  11. Unlocking the Bureaucrats’ Kingdom: Deregulation and the Japanese Economy, Frank Gibney, Editor (The Brookings Institution, 1998) Following a PBI conference on this subject in Tokyo, this presents a cross-section of informed Japanese economists’ and business leaders’ views on what remains Japan’s ten-year-old politico-economic problem.
  12. The Nanjing Massacre by Katsuichi Honda (M.E. Sharpe, 1998) The definitive and unsparing word about the infamous Rape of Nanjing, written by Japan’s leading investigative journalist, who extensively interviewed survivors in tracking the continuing story of the Imperial Army’s atrocities. Translated by Karen Sandness.
  13. The Story of Spin by Sin-itiro Tomonaga (The University of Chicago Press, 1997) Using electronic spin as a key concept, the Japanese physicist here tracks the development of modern quantum theory. Translated by Takeshi Oka.
  14. The Pacific Century: America and Asia in a Changing World by Frank Gibney (Scribners, 1992) A unique and comprehensive study for the history, culture and modern politico-economic development of the Asia-Pacific nations and their growing connection with the United States. Written to accompany PBI’s award-winning PBS television series, The Pacific Century.
  15. Senso: The Japanese Remember the Pacific War, edited and introduced by Frank Gibney (M.E. Sharpe, 1995) A translation of selected letter from former Japanese soldiers and civilians who lived through the Pacific War. Originally appearing on the Op-Ed pages of the Asahi Newspaper, they provide a frank and revealing commentary on the behavior of Japanese troops in World War II with added testimony about privations and soul searching on the home front.
  16. The Battle for Okinawa by Colonel Hiromichi Yahara and Frank Gibney (John Wiley & Sons, 1995) The war diary of the Japan’s brilliant attrition strategist, Chief Staff Officer of the ill-fated 3rd Army, with interspersed comments by one of his U.S. Navy interrogators. Two perspectives on the last desperate battle of WWII.
  17. The Kwangju Uprising edited by Henry Scott-Stokes and Lee Jai Eui (M.E. Sharpe, 2000) Two distinguished journalists re-trace the horrors of the 1980 massacre of Korean civilians by the storm troopers of Dictator-President Chun Doo Hwan.
  18. The Vietnamese War: Revolution and Social Change in the Mekong Delta by David Elliott (M.E. Sharpe, 2002) This unique and searching view of the Vietnamese War—concentrating on what happened in a single province - is unrivalled in its accuracy and perspective. A monument of scholarship by the leading American authority on that period.

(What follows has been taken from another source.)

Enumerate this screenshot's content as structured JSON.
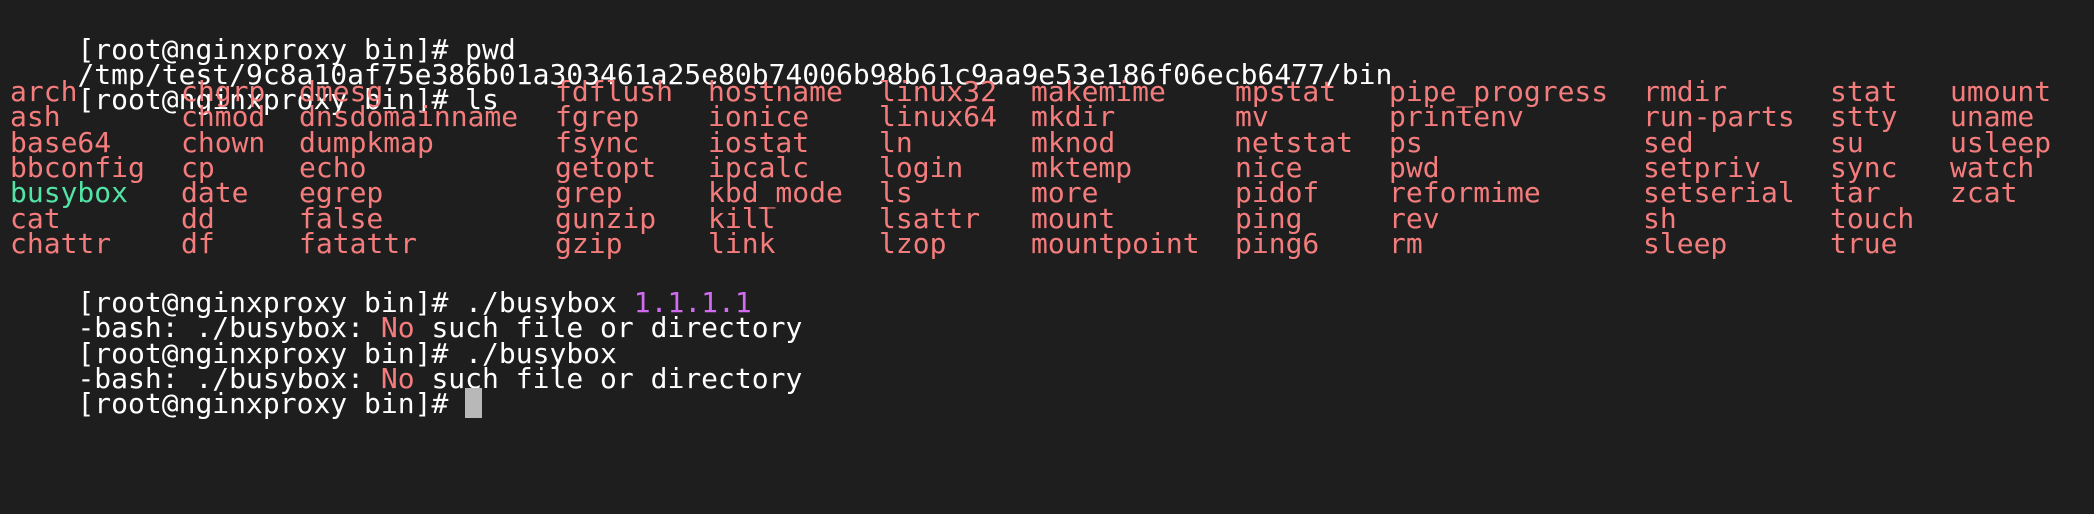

  19. How Asia Got Rich: Japan, China, and the Asian Miracle by Edith Terry (M.E. Sharpe, 2002) A peripatetic and perceptive Asianist scholar-journalist offers sharp and original comment on East Asia’s boom, burst bubble and recovery.
  20. Five Gentlemen of Japan by Frank Gibney (East Bridge, 2003) This classic account (1952) of the makers of "New Japan" tells the life stories of a journalist, an ex-Navy vice-admiral, a steel worker, a farmer, and Emperor Hirohito.

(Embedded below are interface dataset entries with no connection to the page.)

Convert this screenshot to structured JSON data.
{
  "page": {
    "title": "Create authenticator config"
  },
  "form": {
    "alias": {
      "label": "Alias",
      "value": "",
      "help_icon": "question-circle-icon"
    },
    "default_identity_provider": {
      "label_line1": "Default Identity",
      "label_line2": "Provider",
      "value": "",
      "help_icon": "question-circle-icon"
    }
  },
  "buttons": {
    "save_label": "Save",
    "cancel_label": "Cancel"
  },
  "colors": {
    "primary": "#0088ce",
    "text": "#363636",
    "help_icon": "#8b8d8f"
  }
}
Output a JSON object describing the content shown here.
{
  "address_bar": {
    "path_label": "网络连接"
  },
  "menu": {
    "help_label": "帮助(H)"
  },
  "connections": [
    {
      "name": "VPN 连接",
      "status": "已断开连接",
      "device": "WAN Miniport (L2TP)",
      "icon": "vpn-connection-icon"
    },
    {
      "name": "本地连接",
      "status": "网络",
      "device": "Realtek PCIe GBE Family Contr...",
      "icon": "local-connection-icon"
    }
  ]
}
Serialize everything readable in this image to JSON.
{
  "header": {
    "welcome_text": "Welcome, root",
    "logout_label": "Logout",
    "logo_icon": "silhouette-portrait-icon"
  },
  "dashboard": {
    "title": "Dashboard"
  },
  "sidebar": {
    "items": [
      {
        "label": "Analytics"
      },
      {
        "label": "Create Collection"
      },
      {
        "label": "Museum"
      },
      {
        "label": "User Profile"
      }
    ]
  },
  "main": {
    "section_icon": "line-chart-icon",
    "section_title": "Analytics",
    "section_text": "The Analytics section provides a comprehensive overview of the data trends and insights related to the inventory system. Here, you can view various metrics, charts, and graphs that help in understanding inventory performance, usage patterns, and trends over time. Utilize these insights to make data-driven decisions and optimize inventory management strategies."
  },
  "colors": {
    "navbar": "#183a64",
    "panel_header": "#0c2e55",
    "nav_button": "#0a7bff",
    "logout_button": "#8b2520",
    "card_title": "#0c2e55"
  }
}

  21. Tiananmen Follies by Dai Qing (East Bridge, 2005) This memoir by Dai Qing, China’s best-known investigative journalist, is a mournful and courageous document about her struggle with the travails of imprisonment for unstated “crimes” following the 1989 crackdown in Tiananmen Square.
  22. Senso Expanded Edition by Frank Gibney & Beth Cary (M.E. Sharpe, 2007) Added letters on” Rethinking the War Experience” and a new section called “Reassessment: Causes of War” enhance the richness of Senso; The Japanese Remember the Pacific War in this expanded edition.

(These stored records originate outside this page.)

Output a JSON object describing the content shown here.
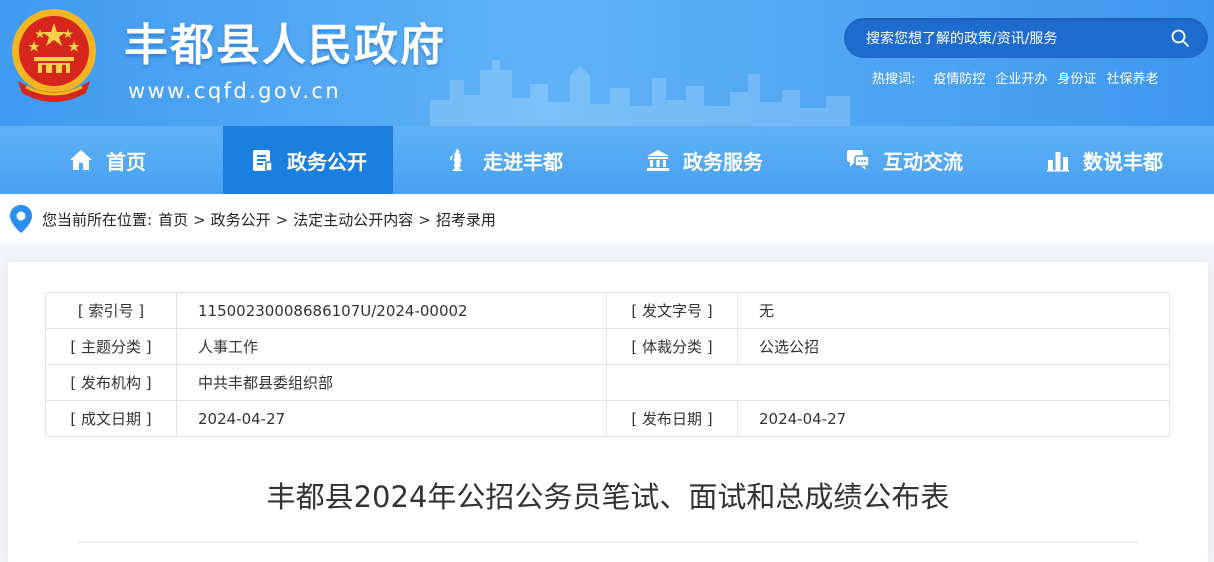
{
  "header": {
    "title": "丰都县人民政府",
    "url": "www.cqfd.gov.cn",
    "emblem_icon": "national-emblem-icon",
    "search": {
      "placeholder": "搜索您想了解的政策/资讯/服务",
      "icon": "search-icon"
    },
    "hot_label": "热搜词:",
    "hot_words": [
      "疫情防控",
      "企业开办",
      "身份证",
      "社保养老"
    ]
  },
  "nav": {
    "items": [
      {
        "label": "首页",
        "icon": "home-icon",
        "active": false
      },
      {
        "label": "政务公开",
        "icon": "document-icon",
        "active": true
      },
      {
        "label": "走进丰都",
        "icon": "landmark-statue-icon",
        "active": false
      },
      {
        "label": "政务服务",
        "icon": "government-building-icon",
        "active": false
      },
      {
        "label": "互动交流",
        "icon": "chat-icon",
        "active": false
      },
      {
        "label": "数说丰都",
        "icon": "bar-chart-icon",
        "active": false
      }
    ],
    "active_color": "#1b7fe0"
  },
  "breadcrumb": {
    "prefix": "您当前所在位置:",
    "items": [
      "首页",
      "政务公开",
      "法定主动公开内容",
      "招考录用"
    ],
    "separator": ">",
    "icon": "location-pin-icon"
  },
  "meta": {
    "index_label": "[ 索引号 ]",
    "index_value": "11500230008686107U/2024-00002",
    "docno_label": "[ 发文字号 ]",
    "docno_value": "无",
    "topic_label": "[ 主题分类 ]",
    "topic_value": "人事工作",
    "genre_label": "[ 体裁分类 ]",
    "genre_value": "公选公招",
    "org_label": "[ 发布机构 ]",
    "org_value": "中共丰都县委组织部",
    "created_label": "[ 成文日期 ]",
    "created_value": "2024-04-27",
    "published_label": "[ 发布日期 ]",
    "published_value": "2024-04-27"
  },
  "document": {
    "title": "丰都县2024年公招公务员笔试、面试和总成绩公布表"
  },
  "colors": {
    "header_blue": "#4ba3f3",
    "search_bg": "#1f6ccf",
    "nav_active": "#1b7fe0",
    "pin_blue": "#2a8ff0"
  }
}
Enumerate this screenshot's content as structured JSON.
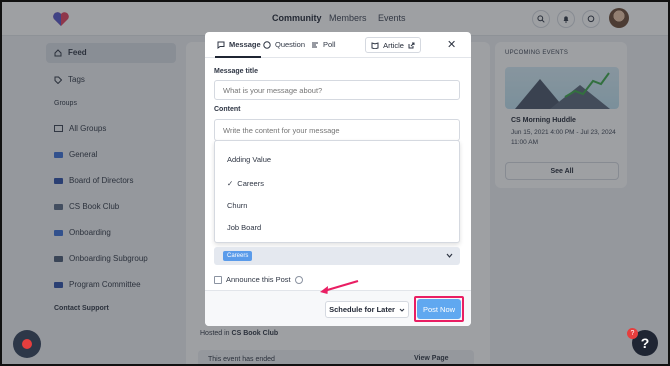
{
  "topbar": {
    "nav": [
      "Community",
      "Members",
      "Events"
    ]
  },
  "sidebar": {
    "feed": "Feed",
    "tags": "Tags",
    "groups_heading": "Groups",
    "items": [
      "All Groups",
      "General",
      "Board of Directors",
      "CS Book Club",
      "Onboarding",
      "Onboarding Subgroup",
      "Program Committee"
    ],
    "support": "Contact Support"
  },
  "background": {
    "hosted_prefix": "Hosted in",
    "hosted_group": "CS Book Club",
    "ended": "This event has ended",
    "view_page": "View Page"
  },
  "right_panel": {
    "title": "UPCOMING EVENTS",
    "event_name": "CS Morning Huddle",
    "event_date": "Jun 15, 2021 4:00 PM - Jul 23, 2024 11:00 AM",
    "see_all": "See All"
  },
  "modal": {
    "tabs": [
      "Message",
      "Question",
      "Poll"
    ],
    "article": "Article",
    "title_label": "Message title",
    "title_placeholder": "What is your message about?",
    "content_label": "Content",
    "content_placeholder": "Write the content for your message",
    "dropdown_items": [
      "Adding Value",
      "Careers",
      "Churn",
      "Job Board"
    ],
    "selected_tag": "Careers",
    "announce": "Announce this Post",
    "schedule": "Schedule for Later",
    "post": "Post Now"
  },
  "colors": {
    "accent": "#60a8f0",
    "highlight": "#e91e63",
    "tag": "#5a9bea"
  }
}
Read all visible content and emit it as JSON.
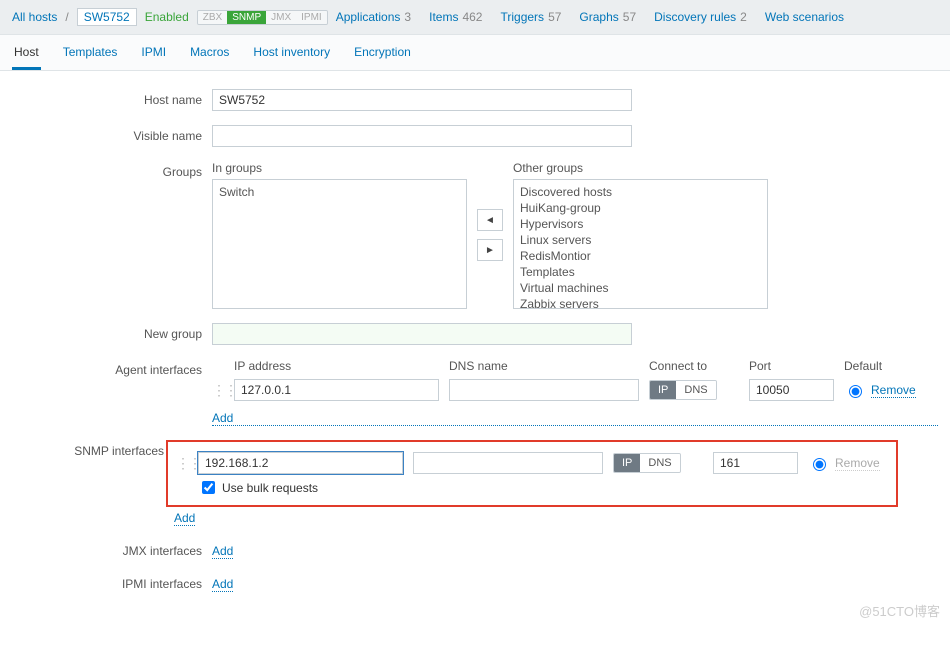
{
  "breadcrumb": {
    "all_hosts": "All hosts",
    "host": "SW5752"
  },
  "status": "Enabled",
  "proto": {
    "zbx": "ZBX",
    "snmp": "SNMP",
    "jmx": "JMX",
    "ipmi": "IPMI"
  },
  "toplinks": {
    "apps": {
      "label": "Applications",
      "count": "3"
    },
    "items": {
      "label": "Items",
      "count": "462"
    },
    "triggers": {
      "label": "Triggers",
      "count": "57"
    },
    "graphs": {
      "label": "Graphs",
      "count": "57"
    },
    "discovery": {
      "label": "Discovery rules",
      "count": "2"
    },
    "web": {
      "label": "Web scenarios",
      "count": ""
    }
  },
  "tabs": {
    "host": "Host",
    "templates": "Templates",
    "ipmi": "IPMI",
    "macros": "Macros",
    "hostinv": "Host inventory",
    "encryption": "Encryption"
  },
  "labels": {
    "hostname": "Host name",
    "visiblename": "Visible name",
    "groups": "Groups",
    "ingroups": "In groups",
    "othergroups": "Other groups",
    "newgroup": "New group",
    "agent": "Agent interfaces",
    "snmp": "SNMP interfaces",
    "jmx": "JMX interfaces",
    "ipmi_if": "IPMI interfaces",
    "ip": "IP address",
    "dns": "DNS name",
    "connect": "Connect to",
    "port": "Port",
    "default": "Default",
    "add": "Add",
    "remove": "Remove",
    "bulk": "Use bulk requests",
    "ip_btn": "IP",
    "dns_btn": "DNS"
  },
  "values": {
    "hostname": "SW5752",
    "visiblename": "",
    "newgroup": ""
  },
  "groups": {
    "in": [
      "Switch"
    ],
    "other": [
      "Discovered hosts",
      "HuiKang-group",
      "Hypervisors",
      "Linux servers",
      "RedisMontior",
      "Templates",
      "Virtual machines",
      "Zabbix servers"
    ]
  },
  "agent": {
    "ip": "127.0.0.1",
    "dns": "",
    "port": "10050",
    "connect": "IP",
    "default": true
  },
  "snmp": {
    "ip": "192.168.1.2",
    "dns": "",
    "port": "161",
    "connect": "IP",
    "default": true,
    "bulk": true
  },
  "watermark": "@51CTO博客"
}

  23. Patriots and Traitors: Sorge, Ozaki -- a Japanese Cultural Casebook by J. Thomas Rimer (Merwin Asia, August 2009)  The book concerns the long term cultural concerns and manifestations of the most celebrated spy case in Japan of World War II. Edited by J. Thomas Rimer, and contributors include Chalmers Johnson, Hiroshi Nara, Keiko McDonald, and Lawrence Rogers.